The Caucasian Chalk Circle (German: Der Kaukasische Kreidekreis) is a play by the German modernist playwright Bertolt Brecht. An example of Brecht's epic theatre, the play is a parable about a peasant girl who rescues a baby and becomes a better mother than its wealthy natural parents.
The play was written in 1944 while Brecht was living in the United States. It was translated into English by Brecht's friend and admirer Eric Bentley and its world premiere was a student production at Carleton College, Minnesota, in 1948. Its first professional production was at the Hedgerow Theatre, Philadelphia, directed by Bentley. Its German premiere was in 1954 at the Theater am Schiffbauerdamm, Berlin. The most known version of Caucasian Chalk Circle is the Georgian version of the Rustaveli State Drama Theatre by Robert Sturua; this version is also considered by many critics worldwide to be the best.

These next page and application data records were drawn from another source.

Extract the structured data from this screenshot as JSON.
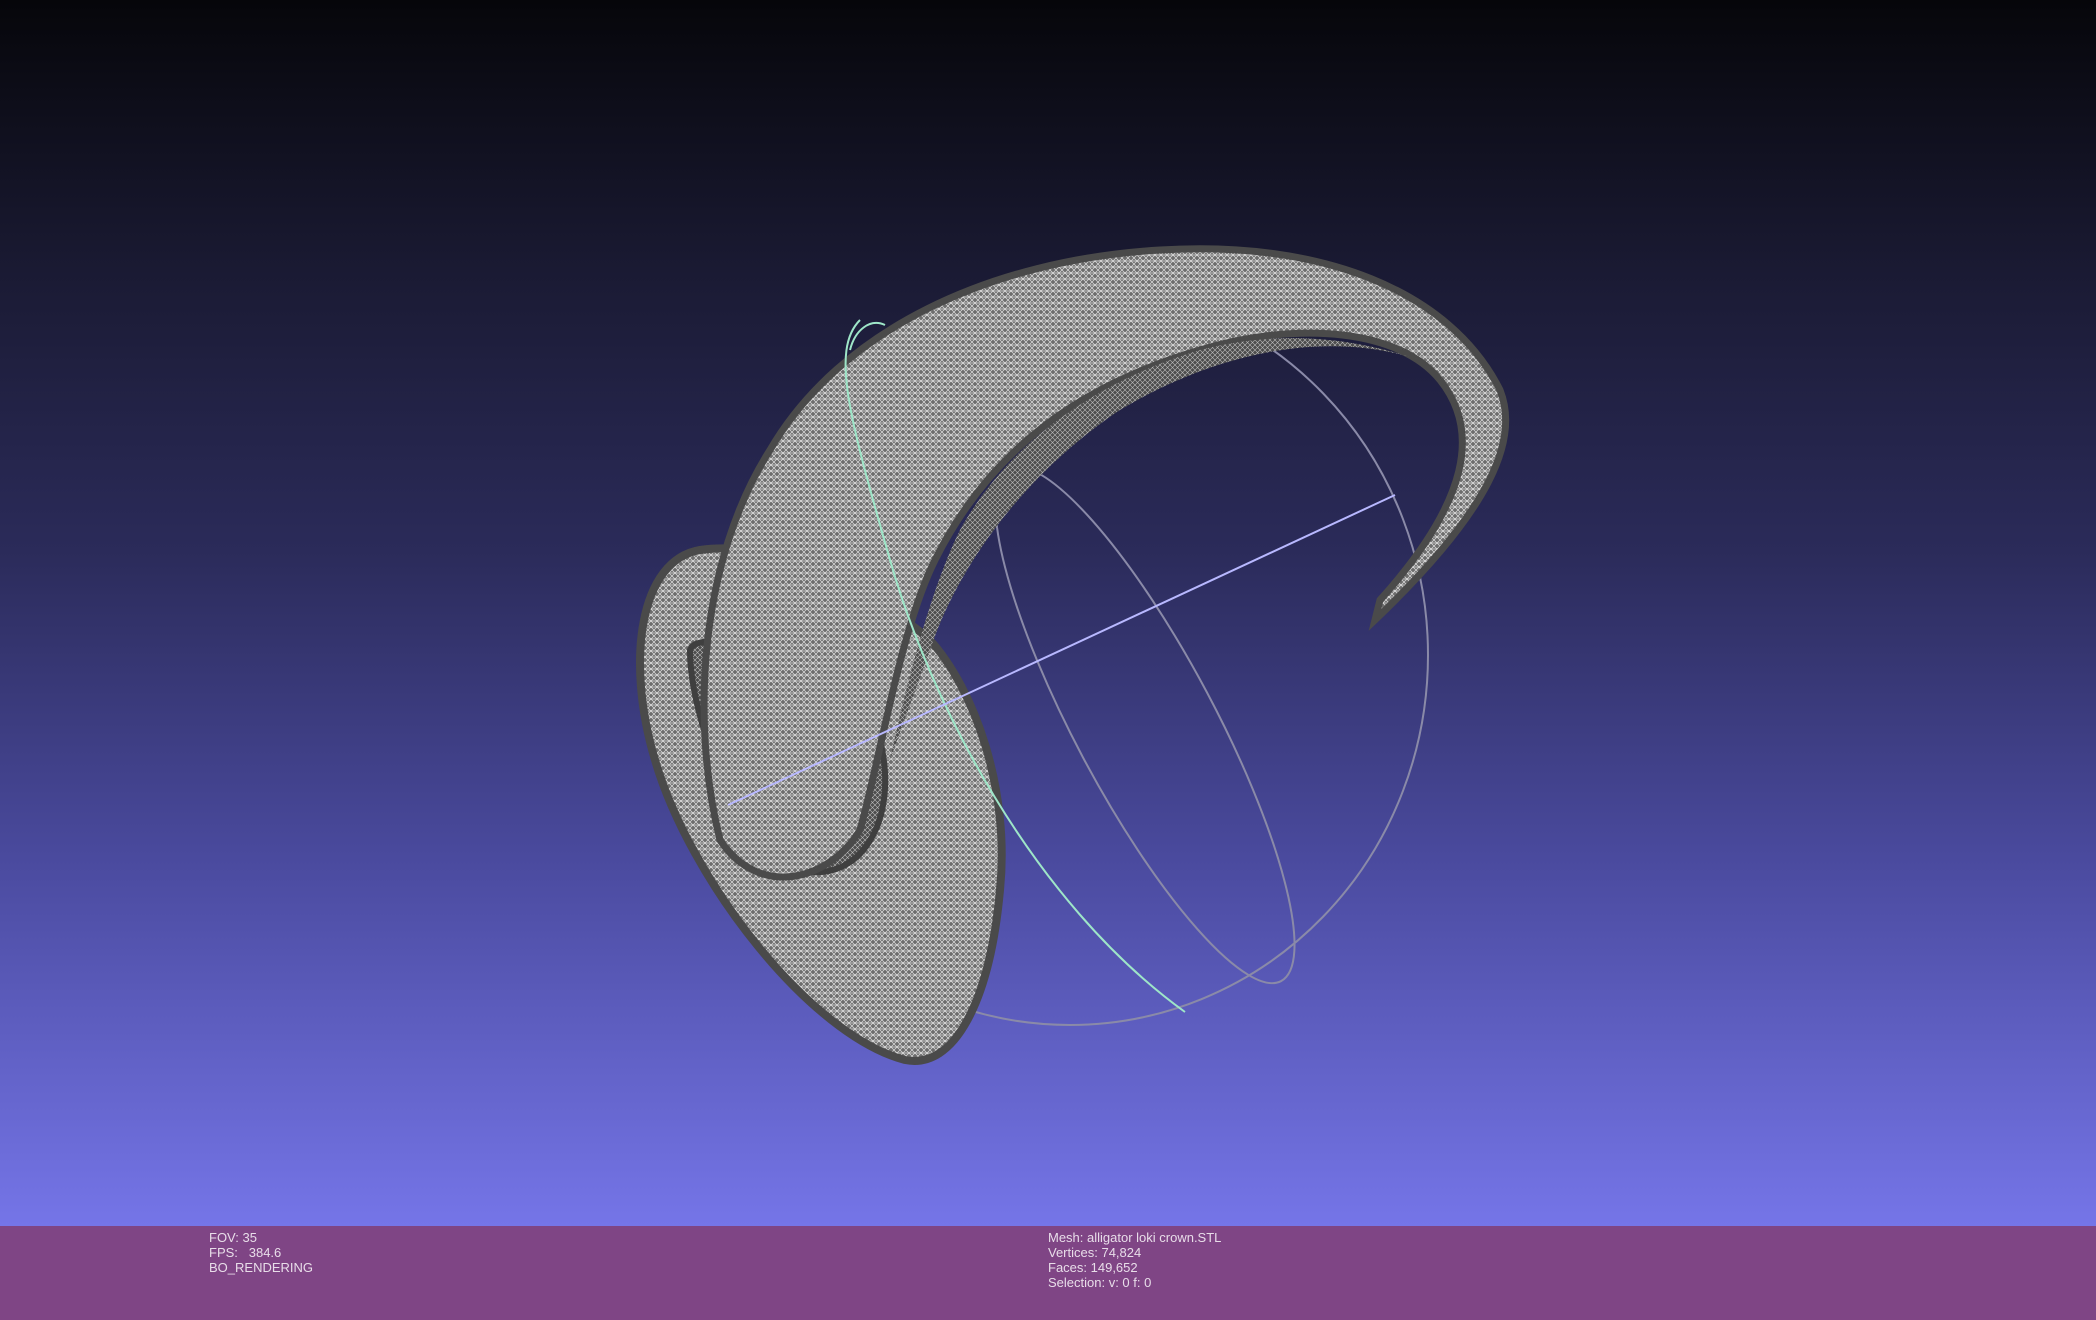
{
  "viewer": {
    "background_top": "#06060a",
    "background_bottom": "#7575e8",
    "info_bar_color": "#7f4585",
    "mesh_color": "#6a6a6a",
    "mesh_line_color": "#d8d8d8",
    "trackball_colors": [
      "#8a8aa8",
      "#9ee6c8",
      "#b8b8ff"
    ]
  },
  "info_left": {
    "fov": "FOV: 35",
    "fps": "FPS:   384.6",
    "mode": "BO_RENDERING"
  },
  "info_right": {
    "mesh": "Mesh: alligator loki crown.STL",
    "vertices": "Vertices: 74,824",
    "faces": "Faces: 149,652",
    "selection": "Selection: v: 0 f: 0"
  }
}
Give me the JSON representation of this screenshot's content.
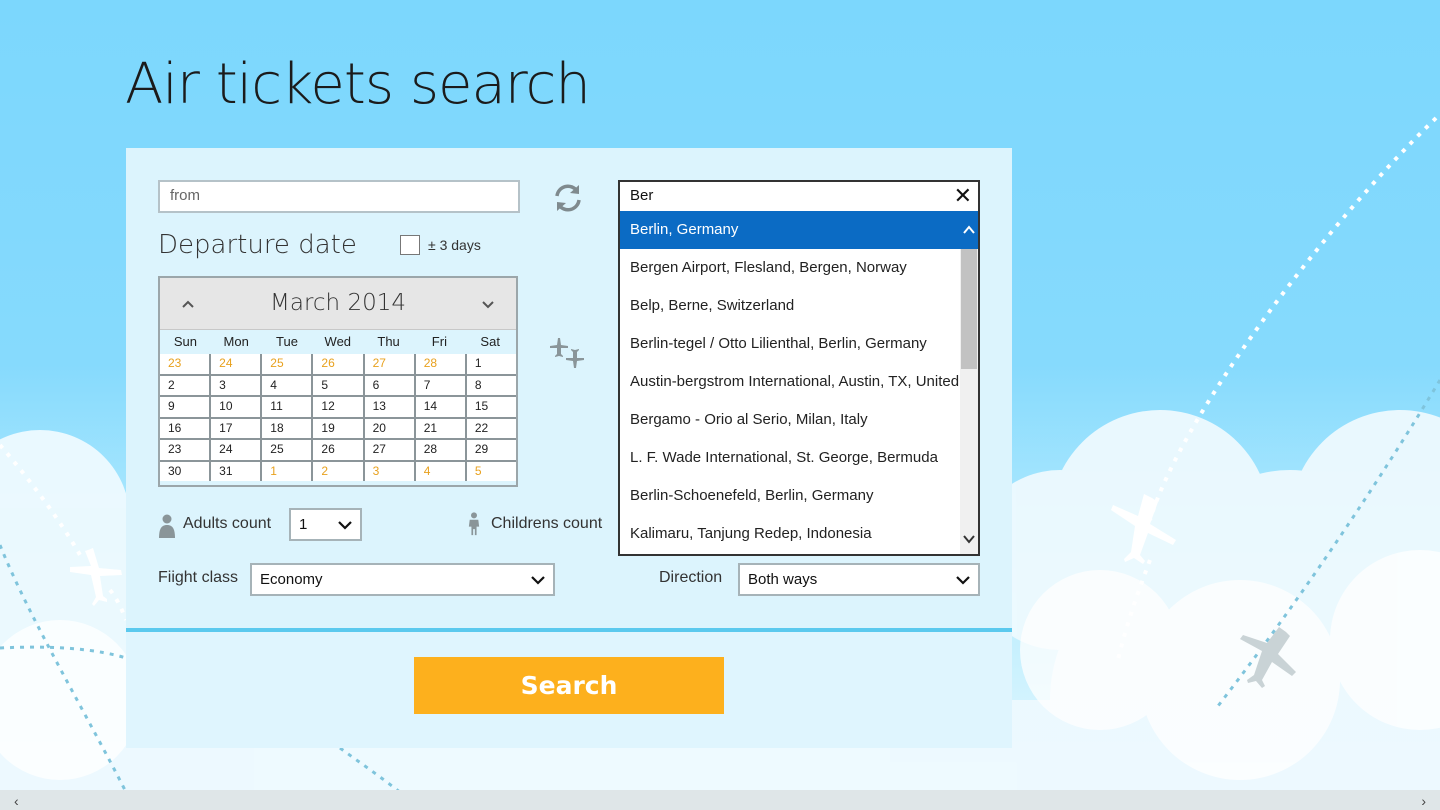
{
  "header": {
    "title": "Air tickets search"
  },
  "route": {
    "from_placeholder": "from",
    "to_value": "Ber",
    "clear_glyph": "✕"
  },
  "departure": {
    "label": "Departure date",
    "flex_days_label": "± 3 days",
    "flex_days_checked": false
  },
  "calendar": {
    "month_label": "March 2014",
    "weekdays": [
      "Sun",
      "Mon",
      "Tue",
      "Wed",
      "Thu",
      "Fri",
      "Sat"
    ],
    "days": [
      {
        "d": "23",
        "other": true
      },
      {
        "d": "24",
        "other": true
      },
      {
        "d": "25",
        "other": true
      },
      {
        "d": "26",
        "other": true
      },
      {
        "d": "27",
        "other": true
      },
      {
        "d": "28",
        "other": true
      },
      {
        "d": "1",
        "other": false
      },
      {
        "d": "2",
        "other": false
      },
      {
        "d": "3",
        "other": false
      },
      {
        "d": "4",
        "other": false
      },
      {
        "d": "5",
        "other": false
      },
      {
        "d": "6",
        "other": false
      },
      {
        "d": "7",
        "other": false
      },
      {
        "d": "8",
        "other": false
      },
      {
        "d": "9",
        "other": false
      },
      {
        "d": "10",
        "other": false
      },
      {
        "d": "11",
        "other": false
      },
      {
        "d": "12",
        "other": false
      },
      {
        "d": "13",
        "other": false
      },
      {
        "d": "14",
        "other": false
      },
      {
        "d": "15",
        "other": false
      },
      {
        "d": "16",
        "other": false
      },
      {
        "d": "17",
        "other": false
      },
      {
        "d": "18",
        "other": false
      },
      {
        "d": "19",
        "other": false
      },
      {
        "d": "20",
        "other": false
      },
      {
        "d": "21",
        "other": false
      },
      {
        "d": "22",
        "other": false
      },
      {
        "d": "23",
        "other": false
      },
      {
        "d": "24",
        "other": false
      },
      {
        "d": "25",
        "other": false
      },
      {
        "d": "26",
        "other": false
      },
      {
        "d": "27",
        "other": false
      },
      {
        "d": "28",
        "other": false
      },
      {
        "d": "29",
        "other": false
      },
      {
        "d": "30",
        "other": false
      },
      {
        "d": "31",
        "other": false
      },
      {
        "d": "1",
        "other": true
      },
      {
        "d": "2",
        "other": true
      },
      {
        "d": "3",
        "other": true
      },
      {
        "d": "4",
        "other": true
      },
      {
        "d": "5",
        "other": true
      }
    ]
  },
  "suggestions": {
    "items": [
      "Berlin, Germany",
      "Bergen Airport, Flesland, Bergen, Norway",
      "Belp, Berne, Switzerland",
      "Berlin-tegel / Otto Lilienthal, Berlin, Germany",
      "Austin-bergstrom International, Austin, TX, United",
      "Bergamo - Orio al Serio, Milan, Italy",
      "L. F. Wade International, St. George, Bermuda",
      "Berlin-Schoenefeld, Berlin, Germany",
      "Kalimaru, Tanjung Redep, Indonesia"
    ],
    "selected_index": 0
  },
  "passengers": {
    "adults_label": "Adults count",
    "adults_value": "1",
    "children_label": "Childrens count"
  },
  "options": {
    "class_label": "Fiight class",
    "class_value": "Economy",
    "direction_label": "Direction",
    "direction_value": "Both ways"
  },
  "actions": {
    "search_label": "Search"
  },
  "scrollbar": {
    "left_glyph": "‹",
    "right_glyph": "›"
  },
  "colors": {
    "accent_orange": "#fdb01d",
    "selection_blue": "#0b6bc4",
    "sky_blue": "#7cd7fd",
    "panel": "#dcf4fd",
    "divider": "#5bc9ee",
    "other_month_day": "#e8a11e"
  },
  "icons": {
    "swap": "swap-arrows-icon",
    "planes": "planes-icon",
    "adult": "adult-person-icon",
    "child": "child-person-icon",
    "chevron": "chevron-down-icon",
    "calendar_prev": "chevron-up-icon",
    "calendar_next": "chevron-down-icon"
  }
}
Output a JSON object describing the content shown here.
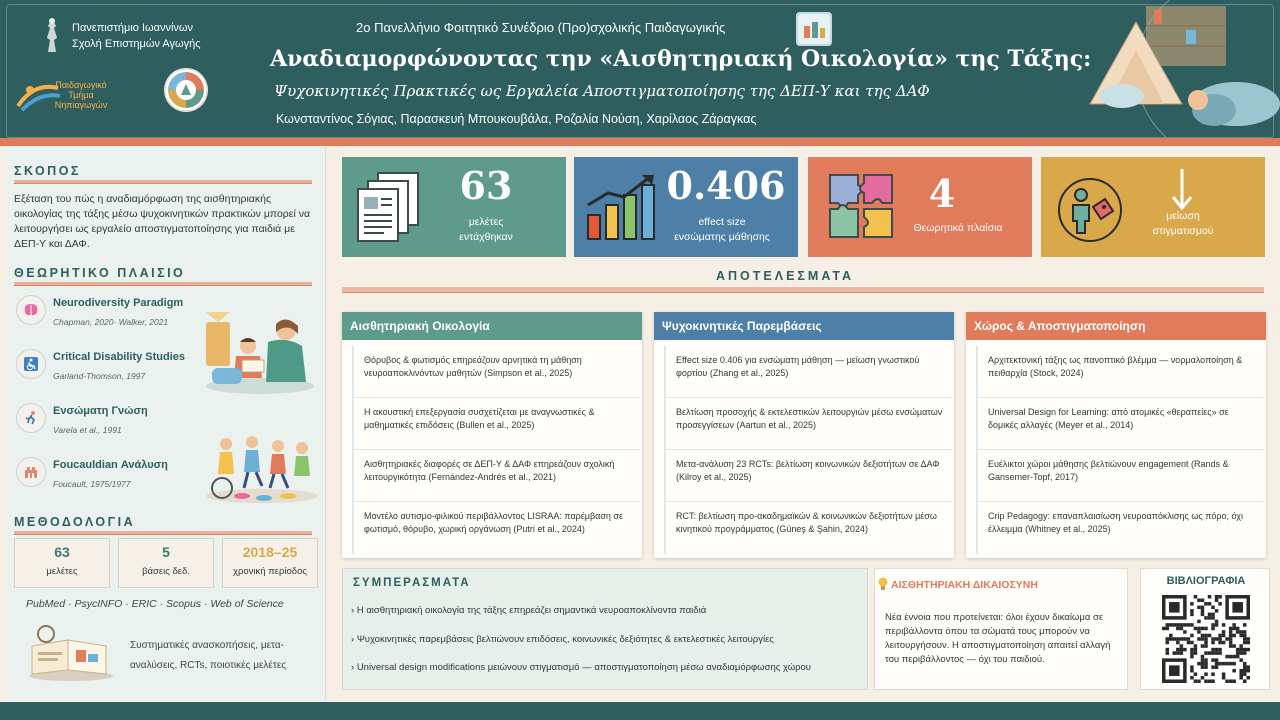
{
  "header": {
    "university": "Πανεπιστήμιο Ιωαννίνων",
    "school": "Σχολή Επιστημών Αγωγής",
    "department_logo_text": [
      "Παιδαγωγικό",
      "Τμήμα",
      "Νηπιαγωγών"
    ],
    "conference": "2ο Πανελλήνιο Φοιτητικό Συνέδριο (Προ)σχολικής Παιδαγωγικής",
    "title": "Αναδιαμορφώνοντας την «Αισθητηριακή Οικολογία» της Τάξης:",
    "subtitle": "Ψυχοκινητικές Πρακτικές ως Εργαλεία Αποστιγματοποίησης της ΔΕΠ-Υ και της ΔΑΦ",
    "authors": "Κωνσταντίνος Σόγιας, Παρασκευή Μπουκουβάλα, Ροζαλία Νούση, Χαρίλαος Ζάραγκας"
  },
  "sidebar": {
    "aim_heading": "ΣΚΟΠΟΣ",
    "aim_text": "Εξέταση του πώς η αναδιαμόρφωση της αισθητηριακής οικολογίας της τάξης μέσω ψυχοκινητικών πρακτικών μπορεί να λειτουργήσει ως εργαλείο αποστιγματοποίησης για παιδιά με ΔΕΠ-Υ και ΔΑΦ.",
    "framework_heading": "ΘΕΩΡΗΤΙΚΟ ΠΛΑΙΣΙΟ",
    "framework": [
      {
        "title": "Neurodiversity Paradigm",
        "cite": "Chapman, 2020· Walker, 2021",
        "icon": "brain-icon"
      },
      {
        "title": "Critical Disability Studies",
        "cite": "Garland-Thomson, 1997",
        "icon": "accessibility-icon"
      },
      {
        "title": "Ενσώματη Γνώση",
        "cite": "Varela et al., 1991",
        "icon": "movement-icon"
      },
      {
        "title": "Foucauldian Ανάλυση",
        "cite": "Foucault, 1975/1977",
        "icon": "building-icon"
      }
    ],
    "method_heading": "ΜΕΘΟΔΟΛΟΓΙΑ",
    "method_stats": [
      {
        "value": "63",
        "label": "μελέτες"
      },
      {
        "value": "5",
        "label": "βάσεις δεδ."
      },
      {
        "value": "2018–25",
        "label": "χρονική περίοδος"
      }
    ],
    "databases": "PubMed · PsycINFO · ERIC · Scopus · Web of Science",
    "study_types": "Συστηματικές ανασκοπήσεις, μετα-αναλύσεις, RCTs, ποιοτικές μελέτες"
  },
  "stats": [
    {
      "value": "63",
      "label_1": "μελέτες",
      "label_2": "εντάχθηκαν",
      "color": "#5f9b8a"
    },
    {
      "value": "0.406",
      "label_1": "effect size",
      "label_2": "ενσώματης μάθησης",
      "color": "#4e7fa7"
    },
    {
      "value": "4",
      "label_1": "Θεωρητικά πλαίσια",
      "label_2": "",
      "color": "#e07b5c"
    },
    {
      "value": "",
      "label_1": "μείωση",
      "label_2": "στιγματισμού",
      "color": "#d9a84a"
    }
  ],
  "results": {
    "heading": "ΑΠΟΤΕΛΕΣΜΑΤΑ",
    "columns": [
      {
        "title": "Αισθητηριακή Οικολογία",
        "color": "#5f9b8a",
        "items": [
          "Θόρυβος & φωτισμός επηρεάζουν αρνητικά τη μάθηση νευροαποκλινόντων μαθητών (Simpson et al., 2025)",
          "Η ακουστική επεξεργασία συσχετίζεται με αναγνωστικές & μαθηματικές επιδόσεις (Bullen et al., 2025)",
          "Αισθητηριακές διαφορές σε ΔΕΠ-Υ & ΔΑΦ επηρεάζουν σχολική λειτουργικότητα (Fernández-Andrés et al., 2021)",
          "Μοντέλο αυτισμο-φιλικού περιβάλλοντος LISRAA: παρέμβαση σε φωτισμό, θόρυβο, χωρική οργάνωση (Putri et al., 2024)"
        ]
      },
      {
        "title": "Ψυχοκινητικές Παρεμβάσεις",
        "color": "#4e7fa7",
        "items": [
          "Effect size 0.406 για ενσώματη μάθηση — μείωση γνωστικού φορτίου (Zhang et al., 2025)",
          "Βελτίωση προσοχής & εκτελεστικών λειτουργιών μέσω ενσώματων προσεγγίσεων (Aartun et al., 2025)",
          "Μετα-ανάλυση 23 RCTs: βελτίωση κοινωνικών δεξιοτήτων σε ΔΑΦ (Kilroy et al., 2025)",
          "RCT: βελτίωση προ-ακαδημαϊκών & κοινωνικών δεξιοτήτων μέσω κινητικού προγράμματος (Güneş & Şahin, 2024)"
        ]
      },
      {
        "title": "Χώρος & Αποστιγματοποίηση",
        "color": "#e07b5c",
        "items": [
          "Αρχιτεκτονική τάξης ως πανοπτικό βλέμμα — νορμαλοποίηση & πειθαρχία (Stock, 2024)",
          "Universal Design for Learning: από ατομικές «θεραπείες» σε δομικές αλλαγές (Meyer et al., 2014)",
          "Ευέλικτοι χώροι μάθησης βελτιώνουν engagement (Rands & Gansemer-Topf, 2017)",
          "Crip Pedagogy: επαναπλαισίωση νευροαπόκλισης ως πόρο, όχι έλλειμμα (Whitney et al., 2025)"
        ]
      }
    ]
  },
  "conclusions": {
    "heading": "ΣΥΜΠΕΡΑΣΜΑΤΑ",
    "items": [
      "Η αισθητηριακή οικολογία της τάξης επηρεάζει σημαντικά νευροαποκλίνοντα παιδιά",
      "Ψυχοκινητικές παρεμβάσεις βελτιώνουν επιδόσεις, κοινωνικές δεξιότητες & εκτελεστικές λειτουργίες",
      "Universal design modifications μειώνουν στιγματισμό — αποστιγματοποίηση μέσω αναδιαμόρφωσης χώρου"
    ]
  },
  "justice": {
    "heading": "ΑΙΣΘΗΤΗΡΙΑΚΗ ΔΙΚΑΙΟΣΥΝΗ",
    "text": "Νέα έννοια που προτείνεται: όλοι έχουν δικαίωμα σε περιβάλλοντα όπου τα σώματά τους μπορούν να λειτουργήσουν. Η αποστιγματοποίηση απαιτεί αλλαγή του περιβάλλοντος — όχι του παιδιού."
  },
  "bibliography": {
    "heading": "ΒΙΒΛΙΟΓΡΑΦΙΑ"
  },
  "colors": {
    "header": "#2e5e5e",
    "accent": "#e07b5c",
    "teal": "#5f9b8a",
    "blue": "#4e7fa7",
    "gold": "#d9a84a"
  }
}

The Caucasian Chalk Circle is now considered one of Brecht's most celebrated works and is one of the most regularly performed 'German' plays.
The play is a reworking of Brecht's earlier short story, Der Augsburger Kreidekreis; both derive from the 14th-century Chinese play Circle of Chalk by Li Xingdao.However, the story bears great resemblace to the Buddhist Jataka story "Mahaushadha"